**** Dataset ****

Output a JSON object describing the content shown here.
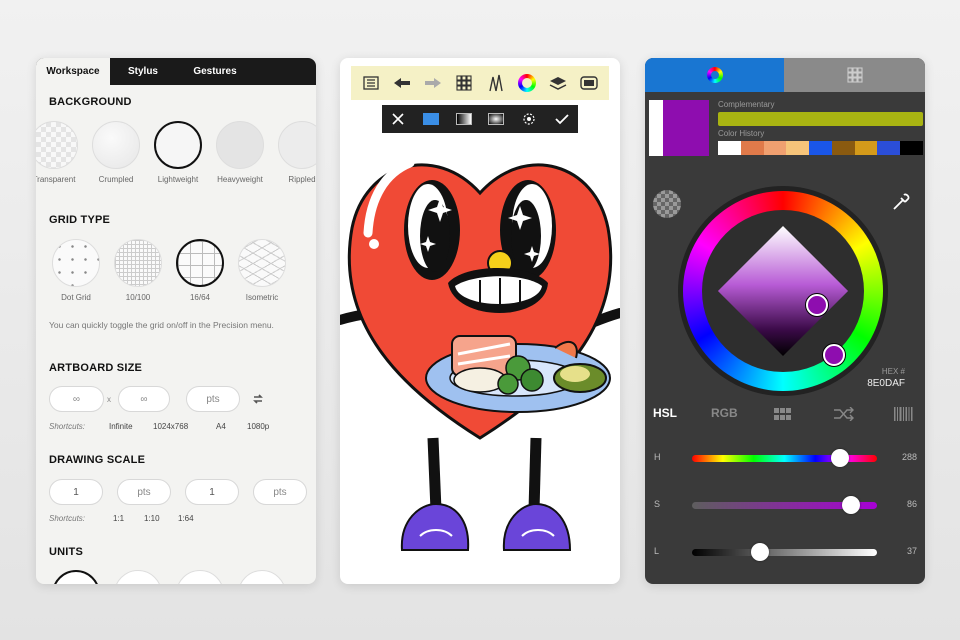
{
  "left_panel": {
    "tabs": [
      "Workspace",
      "Stylus",
      "Gestures"
    ],
    "background": {
      "title": "BACKGROUND",
      "options": [
        "Transparent",
        "Crumpled",
        "Lightweight",
        "Heavyweight",
        "Rippled"
      ]
    },
    "grid": {
      "title": "GRID TYPE",
      "options": [
        "Dot Grid",
        "10/100",
        "16/64",
        "Isometric"
      ],
      "hint": "You can quickly toggle the grid on/off in the Precision menu."
    },
    "artboard": {
      "title": "ARTBOARD SIZE",
      "width": "∞",
      "x": "x",
      "height": "∞",
      "unit": "pts",
      "shortcuts_label": "Shortcuts:",
      "shortcuts": [
        "Infinite",
        "1024x768",
        "A4",
        "1080p"
      ]
    },
    "scale": {
      "title": "DRAWING SCALE",
      "value1": "1",
      "unit1": "pts",
      "value2": "1",
      "unit2": "pts",
      "shortcuts_label": "Shortcuts:",
      "shortcuts": [
        "1:1",
        "1:10",
        "1:64"
      ]
    },
    "units": {
      "title": "UNITS"
    }
  },
  "middle_panel": {
    "toolbar_icons": [
      "layers-list-icon",
      "undo-icon",
      "redo-icon",
      "grid-icon",
      "brush-icon",
      "color-wheel-icon",
      "layers-icon",
      "artboard-icon"
    ],
    "subbar_icons": [
      "close-icon",
      "fill-blue-icon",
      "gradient-linear-icon",
      "gradient-radial-icon",
      "settings-icon",
      "check-icon"
    ],
    "accent_colors": {
      "toolbar_bg": "#f5f1c6",
      "heart": "#f04a36",
      "shoes": "#6a45d9"
    }
  },
  "right_panel": {
    "complementary_label": "Complementary",
    "history_label": "Color History",
    "history_colors": [
      "#ffffff",
      "#e07a4a",
      "#f0a070",
      "#f6c47a",
      "#1a56e8",
      "#8a5a10",
      "#d49a1a",
      "#2b4ed8",
      "#000000"
    ],
    "current_color": "#8e0daf",
    "complementary_color": "#a9b412",
    "hex_label": "HEX #",
    "hex_value": "8E0DAF",
    "modes": [
      "HSL",
      "RGB"
    ],
    "sliders": [
      {
        "label": "H",
        "value": "288",
        "fraction": 0.8
      },
      {
        "label": "S",
        "value": "86",
        "fraction": 0.86
      },
      {
        "label": "L",
        "value": "37",
        "fraction": 0.37
      }
    ]
  }
}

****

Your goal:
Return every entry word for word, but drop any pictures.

Answer space:
Output a JSON object describing the content shown here.
{
  "left_panel": {
    "tabs": [
      "Workspace",
      "Stylus",
      "Gestures"
    ],
    "background": {
      "title": "BACKGROUND",
      "options": [
        "Transparent",
        "Crumpled",
        "Lightweight",
        "Heavyweight",
        "Rippled"
      ]
    },
    "grid": {
      "title": "GRID TYPE",
      "options": [
        "Dot Grid",
        "10/100",
        "16/64",
        "Isometric"
      ],
      "hint": "You can quickly toggle the grid on/off in the Precision menu."
    },
    "artboard": {
      "title": "ARTBOARD SIZE",
      "width": "∞",
      "x": "x",
      "height": "∞",
      "unit": "pts",
      "shortcuts_label": "Shortcuts:",
      "shortcuts": [
        "Infinite",
        "1024x768",
        "A4",
        "1080p"
      ]
    },
    "scale": {
      "title": "DRAWING SCALE",
      "value1": "1",
      "unit1": "pts",
      "value2": "1",
      "unit2": "pts",
      "shortcuts_label": "Shortcuts:",
      "shortcuts": [
        "1:1",
        "1:10",
        "1:64"
      ]
    },
    "units": {
      "title": "UNITS"
    }
  },
  "middle_panel": {
    "toolbar_icons": [
      "layers-list-icon",
      "undo-icon",
      "redo-icon",
      "grid-icon",
      "brush-icon",
      "color-wheel-icon",
      "layers-icon",
      "artboard-icon"
    ],
    "subbar_icons": [
      "close-icon",
      "fill-blue-icon",
      "gradient-linear-icon",
      "gradient-radial-icon",
      "settings-icon",
      "check-icon"
    ],
    "accent_colors": {
      "toolbar_bg": "#f5f1c6",
      "heart": "#f04a36",
      "shoes": "#6a45d9"
    }
  },
  "right_panel": {
    "complementary_label": "Complementary",
    "history_label": "Color History",
    "history_colors": [
      "#ffffff",
      "#e07a4a",
      "#f0a070",
      "#f6c47a",
      "#1a56e8",
      "#8a5a10",
      "#d49a1a",
      "#2b4ed8",
      "#000000"
    ],
    "current_color": "#8e0daf",
    "complementary_color": "#a9b412",
    "hex_label": "HEX #",
    "hex_value": "8E0DAF",
    "modes": [
      "HSL",
      "RGB"
    ],
    "sliders": [
      {
        "label": "H",
        "value": "288",
        "fraction": 0.8
      },
      {
        "label": "S",
        "value": "86",
        "fraction": 0.86
      },
      {
        "label": "L",
        "value": "37",
        "fraction": 0.37
      }
    ]
  }
}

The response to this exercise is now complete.